What is the Constitution?
The U.S. Constitution is the fundamental framework of America’s system of government.
1. Creates a government that puts the power in the hands of the people
2. Separates the powers of government into three branches: the legislative branch, which makes the laws; the executive branch, which executes the laws; and the judicial branch, which interprets the laws
3. Sets up a system of checks and balances that ensures no one branch has too much power
4. Divides power between the states and the federal government
5. Describes the purposes and duties of the government
6. Defines the scope and limit of government power
7. Prescribes the system for electing representatives
8. Establishes the process for the document’s ratification and amendment
9. Outlines many rights and freedoms of the people
"The Constitution acted like a colossal merger, uniting a group of states with different interests, laws, and cultures. Under America’s first national government, the Articles of Confederation, the states acted together only for specific purposes. The Constitution united its citizens as members of a whole, vesting the power of the union in the people. Without it, the American Experiment might have ended as quickly as it had begun."
10 Fast Facts about the Constitution
10 Fast Facts on the Constitution
From the Constitution Center
- The U.S. Constitution was written in the same Pennsylvania State House where the Declaration of Independence was signed and where George Washington received his commission as Commander of the Continental Army. Now called Independence Hall, the building still stands today on Independence Mall in Philadelphia, directly across from the National Constitution Center.
- Written in 1787, the Constitution was signed on September 17th. But it wasn’t until 1788 that it was ratified by the necessary nine states.
- The U.S. Constitution was prepared in secret, behind locked doors that were guarded by sentries.
- Some of the original framers and many delegates in the state ratifying conventions were very troubled that the original Constitution lacked a description of individual rights. In 1791, Americans added a list of rights to the Constitution. The first ten amendments became known as The Bill of Rights
- Of the 55 delegates attending the Constitutional Convention, 39 signed and 3 delegates dissented. Two of America’s “founding fathers” didn’t sign the Constitution. Thomas Jefferson was representing his country in France and John Adams was doing the same in Great Britain.
- Established on November 26, 1789, the first national “Thanksgiving Day” was originally created by George Washington as a way of “giving thanks” for the Constitution.
- Of the written national constitutions, the U.S. Constitution is the oldest and shortest.
- At 81, Benjamin Franklin of Pennsylvania was the oldest delegate at the Constitutional Convention and at 26, Jonathon Dayton of New Jersey was the youngest.
- The original Constitution is on display at the National Archives in Washington, D.C. When the Japanese bombed Pearl Harbor, it was moved to Fort Knox for safekeeping.
- More than 11,000 amendments have been introduced in Congress. Thirty three have gone to the states to be ratified and twenty seven have received the necessary approval from the states to actually become amendments to the Constitution.
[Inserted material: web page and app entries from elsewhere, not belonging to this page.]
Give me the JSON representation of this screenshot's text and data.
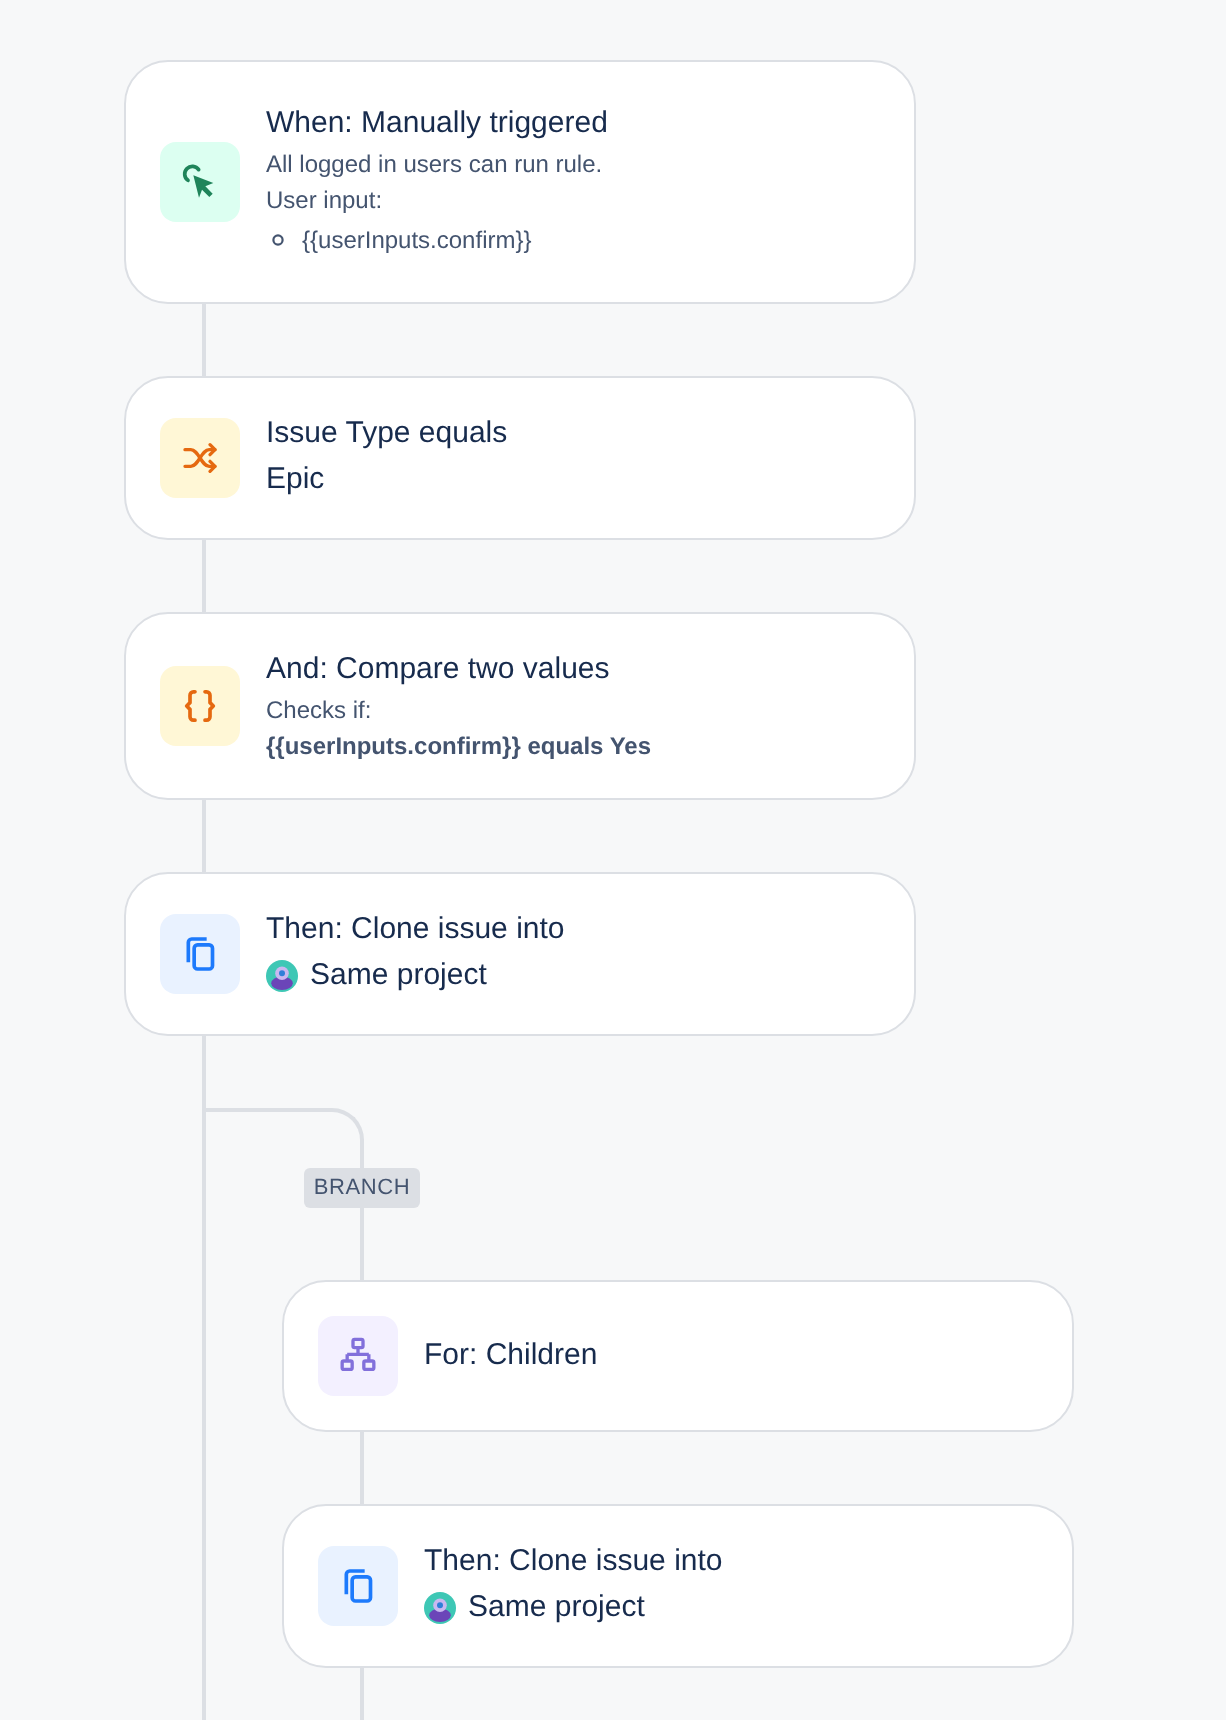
{
  "steps": [
    {
      "kind": "trigger",
      "title": "When: Manually triggered",
      "notes": [
        "All logged in users can run rule.",
        "User input:"
      ],
      "inputs": [
        "{{userInputs.confirm}}"
      ]
    },
    {
      "kind": "condition",
      "title": "Issue Type equals",
      "value": "Epic"
    },
    {
      "kind": "compare",
      "title": "And: Compare two values",
      "notes": [
        "Checks if:"
      ],
      "expression": "{{userInputs.confirm}} equals Yes"
    },
    {
      "kind": "action",
      "title": "Then: Clone issue into",
      "project": "Same project"
    }
  ],
  "branch": {
    "label": "BRANCH",
    "steps": [
      {
        "kind": "loop",
        "title": "For: Children"
      },
      {
        "kind": "action",
        "title": "Then: Clone issue into",
        "project": "Same project"
      }
    ]
  }
}
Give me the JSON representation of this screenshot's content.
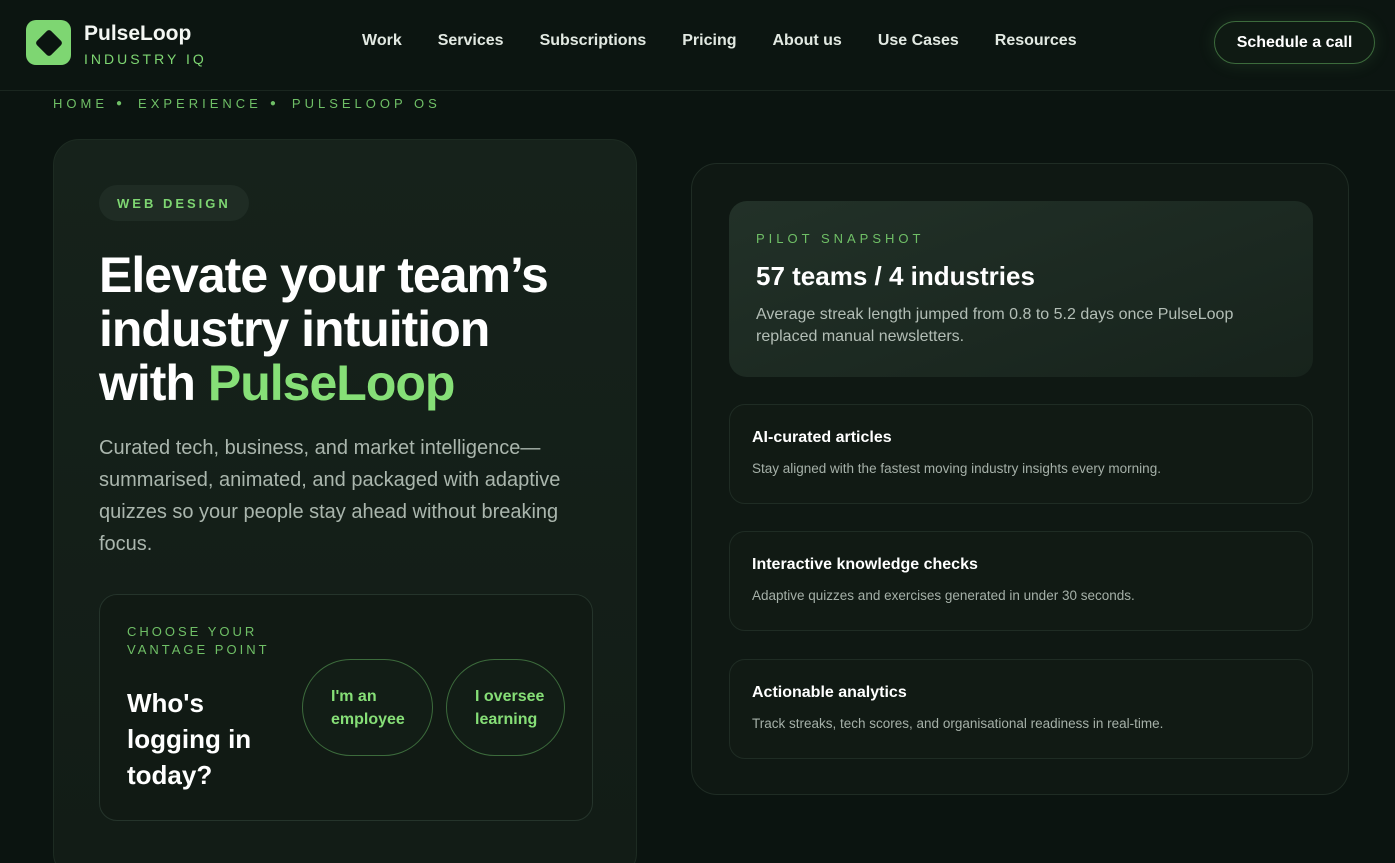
{
  "header": {
    "brand_name": "PulseLoop",
    "brand_sub": "INDUSTRY IQ",
    "nav": [
      "Work",
      "Services",
      "Subscriptions",
      "Pricing",
      "About us",
      "Use Cases",
      "Resources"
    ],
    "cta_label": "Schedule a call"
  },
  "breadcrumb": [
    "HOME",
    "EXPERIENCE",
    "PULSELOOP OS"
  ],
  "hero": {
    "pill": "WEB DESIGN",
    "headline_line1": "Elevate your team’s",
    "headline_line2": "industry intuition",
    "headline_line3_prefix": "with ",
    "headline_accent": "PulseLoop",
    "lede": "Curated tech, business, and market intelligence—summarised, animated, and packaged with adaptive quizzes so your people stay ahead without breaking focus.",
    "vantage": {
      "eyebrow": "CHOOSE YOUR VANTAGE POINT",
      "question": "Who's logging in today?",
      "choice_employee": "I'm an employee",
      "choice_oversee": "I oversee learning"
    }
  },
  "snapshot": {
    "eyebrow": "PILOT SNAPSHOT",
    "title": "57 teams / 4 industries",
    "body": "Average streak length jumped from 0.8 to 5.2 days once PulseLoop replaced manual newsletters."
  },
  "features": [
    {
      "title": "AI-curated articles",
      "body": "Stay aligned with the fastest moving industry insights every morning."
    },
    {
      "title": "Interactive knowledge checks",
      "body": "Adaptive quizzes and exercises generated in under 30 seconds."
    },
    {
      "title": "Actionable analytics",
      "body": "Track streaks, tech scores, and organisational readiness in real-time."
    }
  ],
  "colors": {
    "background": "#0b1410",
    "accent": "#7ed672",
    "text": "#ffffff"
  },
  "icons": {
    "logo": "diamond-icon"
  }
}
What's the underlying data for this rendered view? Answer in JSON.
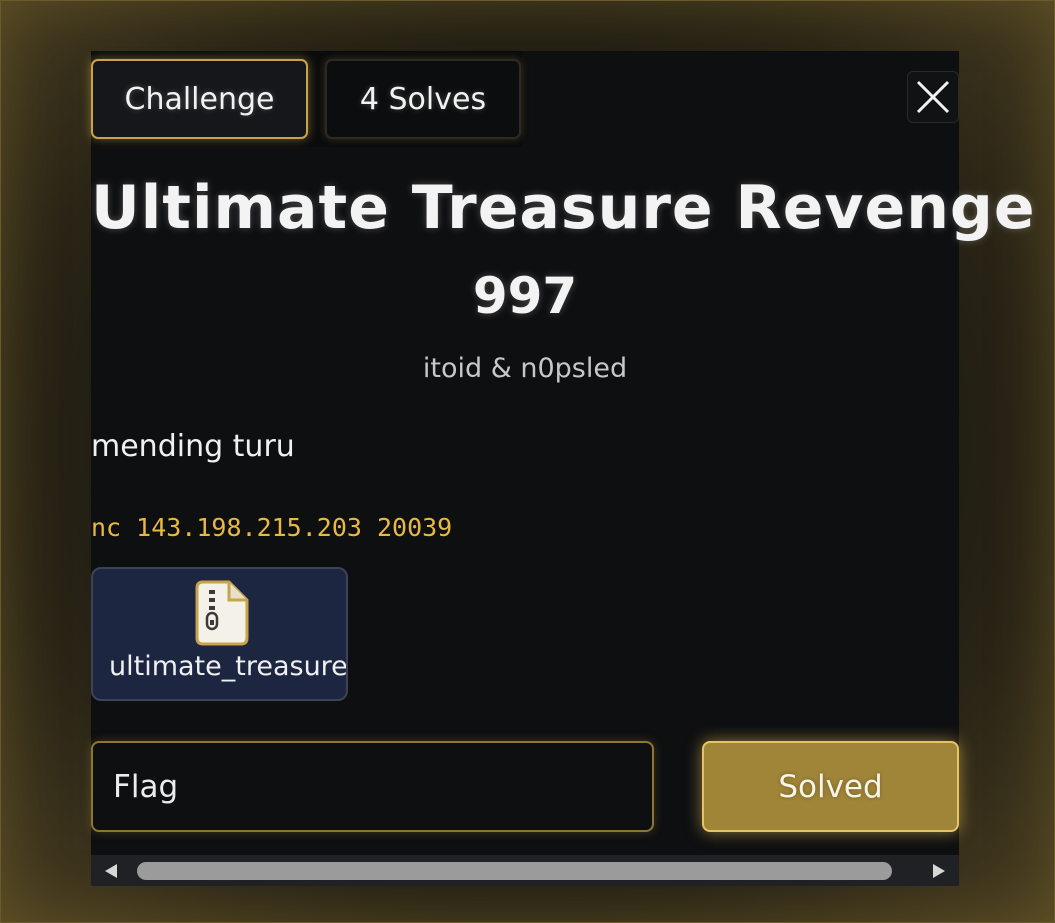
{
  "tabs": [
    {
      "label": "Challenge",
      "active": true
    },
    {
      "label": "4 Solves",
      "active": false
    }
  ],
  "close_icon": "close-icon",
  "challenge": {
    "title": "Ultimate Treasure Revenge",
    "points": "997",
    "authors": "itoid & n0psled",
    "description": "mending turu",
    "command": "nc 143.198.215.203 20039"
  },
  "attachment": {
    "icon": "zip-file-icon",
    "name": "ultimate_treasure_"
  },
  "flag_form": {
    "placeholder": "Flag",
    "button_label": "Solved"
  },
  "colors": {
    "accent": "#c9a34a",
    "command": "#e8b842",
    "solved_button": "#a08538",
    "file_card": "#1d2641"
  },
  "scrollbar": {
    "left_arrow": "scroll-left-icon",
    "right_arrow": "scroll-right-icon"
  }
}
The Articles of Confederation
The Articles of Confederation
From the Library of Congress
"The Continental Congress adopted the Articles of Confederation, the first constitution of the United States, on November 15, 1777. However, ratification of the Articles of Confederation by all thirteen states did not occur until March 1, 1781. The Articles created a loose confederation of sovereign states and a weak central government, leaving most of the power with the state governments. The need for a stronger Federal government soon became apparent and eventually led to the Constitutional Convention in 1787. The present United States Constitution replaced the Articles of Confederation on March 4, 1789.
In what respect had the Confederation failed?
From the National Archives
It had three great weaknesses. It had no means of revenue independent of that received through its requisitions on the States, which were nothing more than requests, which the States could and did disregard; and it had no control over foreign or interstate commerce. Behind these lacks was its inability to compel the States to honor the national obligations. It could make treaties but had no means to compel obedience to them; or to provide for the payment of the foreign debt. It had responsibility but no power as a national government; no means of coercing the States to obedience even to the very inadequate grant given to the "League of Friendship" by the Articles of Confederation. But its greatest weakness was that it had no direct origin in, or action on, the people themselves; but, unlike both the Declaration of Independence and the later Constitution, knew only the States and was known only to them, calling them sovereign.
What Does the Constitution Say?
The Constitution of the United States contains a preamble and seven articles that describe the way the government is structured and how it operates. The first three articles establish the three branches of government and their powers: Legislative (Congress), Executive (office of the President,) and Judicial (Federal court system). A system of checks and balances prevents any one of these separate powers from becoming dominant. Articles four through seven describe the relationship of the states to the Federal Government, establish the Constitution as the supreme law of the land, and define the amendment and ratification processes.
We the People of the United States, in Order to form a more perfect Union, establish Justice, insure domestic Tranquility, provide for the common defence, promote the general Welfare, and secure the Blessings of Liberty to ourselves and our Posterity, do ordain and establish this Constitution for the United States of America.